22. Investment in FCEVs and infrastructure is an investment in the long term rather than an interim solution. We can migrate from fossil sources of hydrogen to renewable sources incrementally without any further investment in vehicle technology or infrastructure. This allows us a great deal of flexibility that we badly need in the energy transition.

23. Using hydrogen for transport also allows us great flexibility geographically; hydrogen can be made from any energy source so investment in FCEVs and hydrogen infrastructure allows us to collaborate globally on technical standards whilst every region uses whatever their local mix of renewables – and these are distributed much more evenly than oil.

Policy neutrality

24. BEVs have been around for a hundred years whereas FCEV technology is genuinely new technology and is still maturing, meaning there is plenty of scope for cost reductions in both the vehicles and the fuel; however, it does explain why BEVs are coming to market quicker than FCEVs.

25. Government policies should be aimed at driving private and public investment towards EVs in a balanced way. This includes language that is technology neutral and doesn’t, for example, refer to hydrogen refuelling as "charging" (a misnomer), which sends a message to markets and investors that Government supports one technology over another. Clearly Government policies must be fair.

26. There are currently a much greater range of policies and monies committed to support BEVs, notably the Faraday Challenge, and intentions are phrased in a way that signals Government support for BEVs. This includes "plug-in" grants (you do not plug in an FCEV), 'public charging points' in the Automated and Electric Vehicles Bill, and money for Highways England to invest in 'charging' infrastructure.

27. A range of private sector companies investing in infrastructure already, but the Government plays an important role in creating the appropriate investment climate. Policies that sound or seem biased towards BEVs sends a signal to the market that they should invest in charging infrastructure. A more balanced approach of Government signalling intent to move forward with both technologies will indicate that investment in hydrogen infrastructure is prudent.

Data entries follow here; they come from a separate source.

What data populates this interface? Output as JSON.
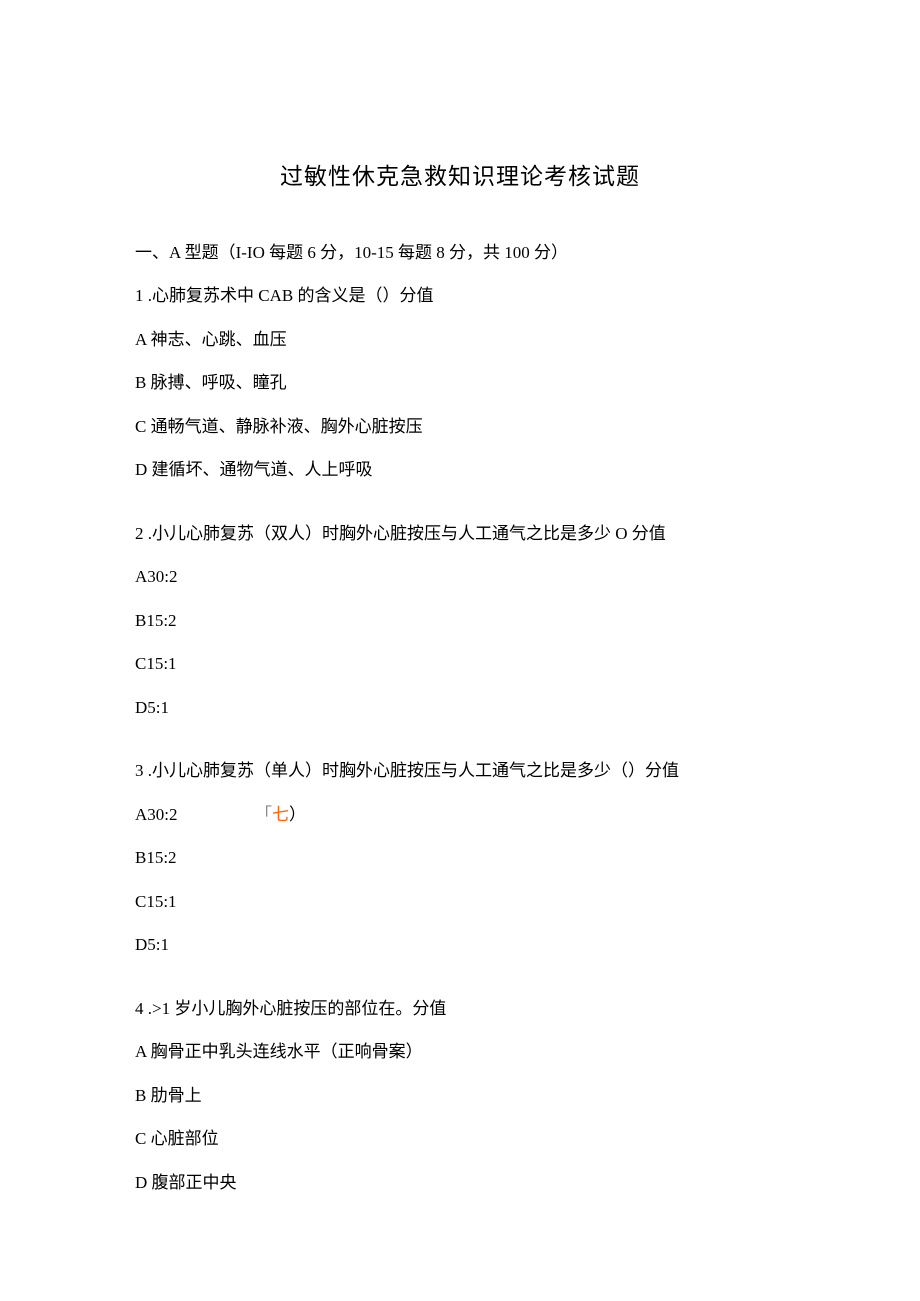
{
  "title": "过敏性休克急救知识理论考核试题",
  "section_header": "一、A 型题（I-IO 每题 6 分，10-15 每题 8 分，共 100 分）",
  "q1": {
    "stem": "1 .心肺复苏术中 CAB 的含义是（）分值",
    "a": "A 神志、心跳、血压",
    "b": "B 脉搏、呼吸、瞳孔",
    "c": "C 通畅气道、静脉补液、胸外心脏按压",
    "d": "D 建循坏、通物气道、人上呼吸"
  },
  "q2": {
    "stem": "2 .小儿心肺复苏（双人）时胸外心脏按压与人工通气之比是多少 O 分值",
    "a": "A30:2",
    "b": "B15:2",
    "c": "C15:1",
    "d": "D5:1"
  },
  "q3": {
    "stem": "3 .小儿心肺复苏（单人）时胸外心脏按压与人工通气之比是多少（）分值",
    "a_first": "A30:2",
    "a_annot_prefix": "「",
    "a_annot_main": "七",
    "a_annot_suffix": "）",
    "b": "B15:2",
    "c": "C15:1",
    "d": "D5:1"
  },
  "q4": {
    "stem": "4 .>1 岁小儿胸外心脏按压的部位在。分值",
    "a": "A 胸骨正中乳头连线水平（正响骨案）",
    "b": "B 肋骨上",
    "c": "C 心脏部位",
    "d": "D 腹部正中央"
  }
}
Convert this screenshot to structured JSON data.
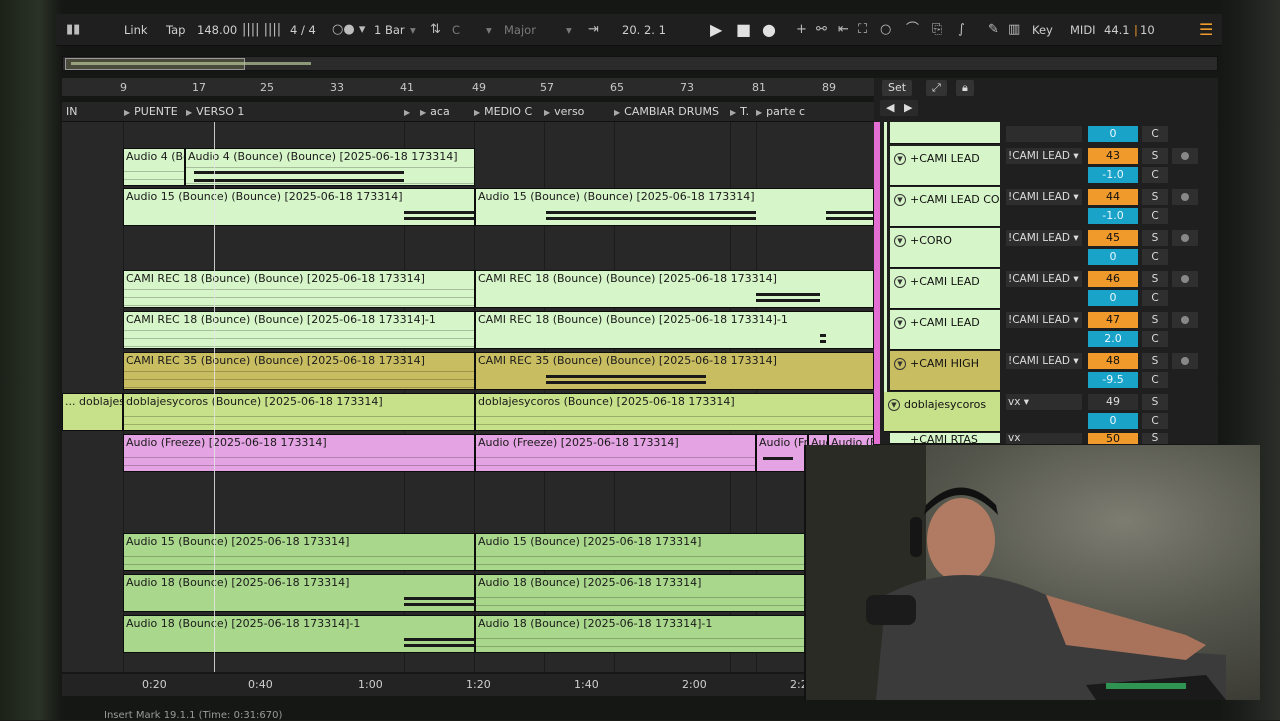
{
  "transport": {
    "link": "Link",
    "tap": "Tap",
    "tempo": "148.00",
    "time_signature": "4 / 4",
    "quantize": "1 Bar",
    "key_root": "C",
    "scale": "Major",
    "position": "20.  2.  1",
    "key_button": "Key",
    "midi_button": "MIDI",
    "sample_rate": "44.1",
    "cpu": "10"
  },
  "ruler": {
    "bars": [
      "9",
      "17",
      "25",
      "33",
      "41",
      "49",
      "57",
      "65",
      "73",
      "81",
      "89"
    ]
  },
  "locators": [
    "IN",
    "PUENTE",
    "VERSO 1",
    "aca",
    "MEDIO C",
    "verso",
    "CAMBIAR DRUMS",
    "T.",
    "parte c"
  ],
  "clips": {
    "lane1": [
      "Audio 4 (Bo",
      "Audio 4 (Bounce) (Bounce) [2025-06-18 173314]"
    ],
    "lane2": [
      "Audio 15 (Bounce) (Bounce) [2025-06-18 173314]",
      "Audio 15 (Bounce) (Bounce) [2025-06-18 173314]"
    ],
    "lane3": [
      "CAMI REC 18 (Bounce) (Bounce) [2025-06-18 173314]",
      "CAMI REC 18 (Bounce) (Bounce) [2025-06-18 173314]"
    ],
    "lane4": [
      "CAMI REC 18 (Bounce) (Bounce) [2025-06-18 173314]-1",
      "CAMI REC 18 (Bounce) (Bounce) [2025-06-18 173314]-1"
    ],
    "lane5": [
      "CAMI REC 35 (Bounce) (Bounce) [2025-06-18 173314]",
      "CAMI REC 35 (Bounce) (Bounce) [2025-06-18 173314]"
    ],
    "lane6": [
      "... doblajes",
      "doblajesycoros (Bounce) [2025-06-18 173314]",
      "doblajesycoros (Bounce) [2025-06-18 173314]"
    ],
    "lane7": [
      "Audio (Freeze) [2025-06-18 173314]",
      "Audio (Freeze) [2025-06-18 173314]",
      "Audio (Fr",
      "Aud",
      "Audio (F"
    ],
    "lane8": [
      "Audio 15 (Bounce) [2025-06-18 173314]",
      "Audio 15 (Bounce) [2025-06-18 173314]"
    ],
    "lane9": [
      "Audio 18 (Bounce) [2025-06-18 173314]",
      "Audio 18 (Bounce) [2025-06-18 173314]"
    ],
    "lane10": [
      "Audio 18 (Bounce) [2025-06-18 173314]-1",
      "Audio 18 (Bounce) [2025-06-18 173314]-1"
    ]
  },
  "mixer": {
    "set_label": "Set",
    "tracks": [
      {
        "name": "",
        "input": "",
        "number": "0",
        "pan": "C",
        "num_style": "blue"
      },
      {
        "name": "+CAMI LEAD",
        "input": "!CAMI LEAD",
        "number": "43",
        "volume": "-1.0",
        "pan": "C",
        "solo": "S"
      },
      {
        "name": "+CAMI LEAD CO",
        "input": "!CAMI LEAD",
        "number": "44",
        "volume": "-1.0",
        "pan": "C",
        "solo": "S"
      },
      {
        "name": "+CORO",
        "input": "!CAMI LEAD",
        "number": "45",
        "volume": "0",
        "pan": "C",
        "solo": "S"
      },
      {
        "name": "+CAMI LEAD",
        "input": "!CAMI LEAD",
        "number": "46",
        "volume": "0",
        "pan": "C",
        "solo": "S"
      },
      {
        "name": "+CAMI LEAD",
        "input": "!CAMI LEAD",
        "number": "47",
        "volume": "2.0",
        "pan": "C",
        "solo": "S"
      },
      {
        "name": "+CAMI HIGH",
        "input": "!CAMI LEAD",
        "number": "48",
        "volume": "-9.5",
        "pan": "C",
        "solo": "S"
      },
      {
        "name": "doblajesycoros",
        "input": "vx",
        "number": "49",
        "volume": "0",
        "pan": "C",
        "solo": "S"
      },
      {
        "name": "+CAMI RTAS",
        "input": "vx",
        "number": "50",
        "solo": "S"
      }
    ]
  },
  "time_ruler": [
    "0:20",
    "0:40",
    "1:00",
    "1:20",
    "1:40",
    "2:00",
    "2:2"
  ],
  "status_bar": "Insert Mark 19.1.1 (Time: 0:31:670)"
}
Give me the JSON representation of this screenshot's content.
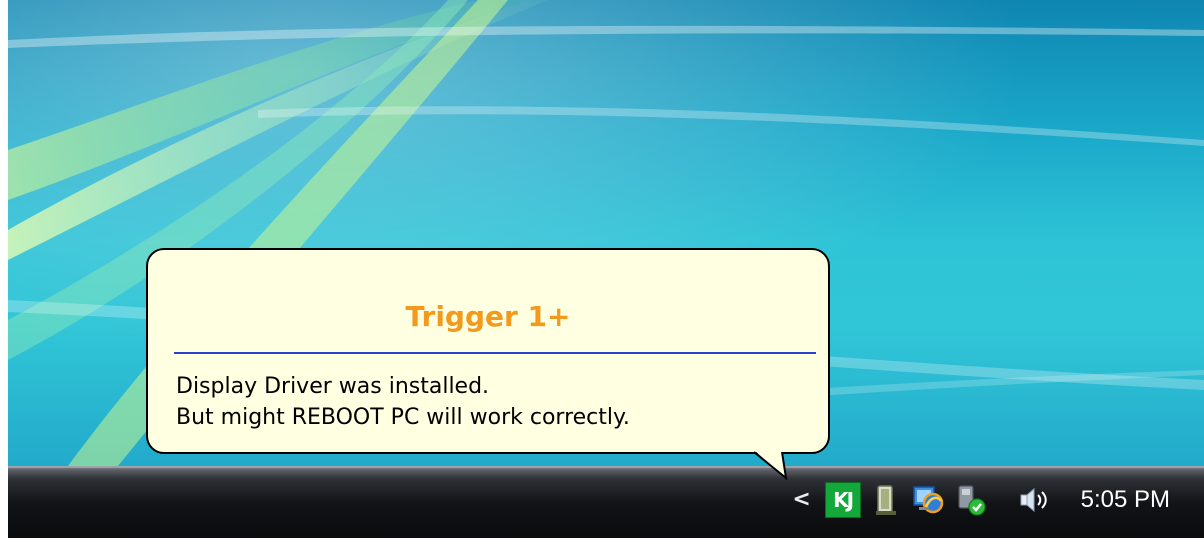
{
  "notification": {
    "title": "Trigger 1+",
    "message_lines": [
      "Display Driver was installed.",
      "But might REBOOT PC will work correctly."
    ]
  },
  "tray": {
    "overflow_arrow": "<",
    "icons": [
      "kj-app-icon",
      "device-icon",
      "network-globe-icon",
      "safely-remove-hardware-icon",
      "speaker-volume-icon"
    ],
    "app_icon_text": "KJ",
    "clock": "5:05 PM"
  },
  "colors": {
    "balloon_background": "#ffffe1",
    "title": "#f39a1c",
    "rule": "#2b3fd1",
    "app_icon": "#14a83a"
  }
}
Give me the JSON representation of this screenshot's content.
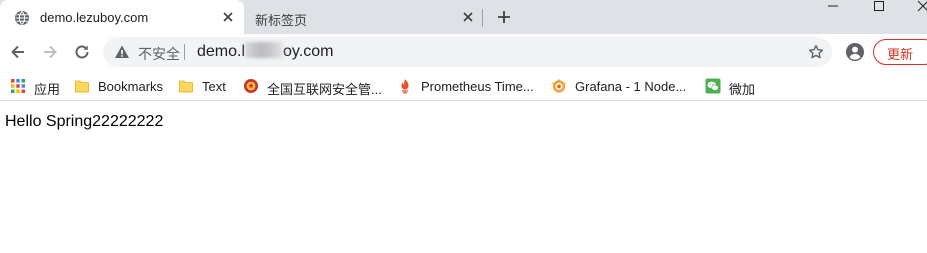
{
  "tabs": [
    {
      "title": "demo.lezuboy.com",
      "favicon": "globe-icon",
      "active": true
    },
    {
      "title": "新标签页",
      "active": false
    }
  ],
  "toolbar": {
    "security_label": "不安全",
    "url_start": "demo.l",
    "url_end": "oy.com",
    "update_label": "更新"
  },
  "bookmarks": {
    "apps_label": "应用",
    "items": [
      {
        "label": "Bookmarks",
        "icon": "folder-icon"
      },
      {
        "label": "Text",
        "icon": "folder-icon"
      },
      {
        "label": "全国互联网安全管...",
        "icon": "police-badge-icon"
      },
      {
        "label": "Prometheus Time...",
        "icon": "prometheus-icon"
      },
      {
        "label": "Grafana - 1 Node...",
        "icon": "grafana-icon"
      },
      {
        "label": "微加",
        "icon": "wechat-icon"
      }
    ]
  },
  "page": {
    "body_text": "Hello Spring22222222"
  },
  "colors": {
    "tabstrip": "#dee1e6",
    "omnibox": "#f1f3f4",
    "update_red": "#d93025",
    "folder_yellow": "#fdd663"
  }
}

UK leading the way

28. Countries like Japan and Germany are currently world leaders on hydrogen refuelling stations (HRS).

29. Japan is planning for 40,000 hydrogen-powered cars on its roads by 2020, with plans for a 20-fold expansion to 800,000 by 2030. Prime Minister Shinzo Abe has committed to turn Japan into a 'hydrogen society' with 80 hydrogen stations either operating or 'soon to operate', doubling to about 160 by the time the fiscal year ends in March 2021, with 320 in the following five years. [2]

30. Germany has been the trailblazer for HRS. Its H2 Mobility initiative is funded by car manufacturers, gas companies, and fuel retailers, and enjoys government support. It has committed to building 100 HRS by the end of 2019, independent of the number of FCEVs sold in the country. After this initial phase, it aims to build another 300 stations to provide full coverage of the country, contingent on FCEV sales.

31. The UK’s H2 Mobility UK has the intention of building 1,150 HRS by 2030, which would be enough to provide national coverage, due to the greater range of FCEVs.

32. Under Riversimple’s business model, customers would only pay a simple, single monthly fee that covers the entire cost of the car – including the vehicle itself, the maintenance, the insurance and the fuel – and at the same total cost of ownership as an equivalent combustion-engined car.

33. At Riversimple, we believe that the UK can leapfrog into the lead with this automotive technology, with low cost, convenient, clean cars, if we encourage the inclusion of hydrogen refuelling pumps into existing petrol forecourts. We can do this at lower cost and with less disruption than scaling charging infrastructure for BEV’s to mass market levels.

November 2017

[1] World Energy Council, 3,941kWh/household in 2014, equals 449W average over year

[2] The Japan Times/Bloomberg "Japan eyes 40,000 fuel-cell cars, 160 hydrogen stations by 2020":


Prepared 16th November 2017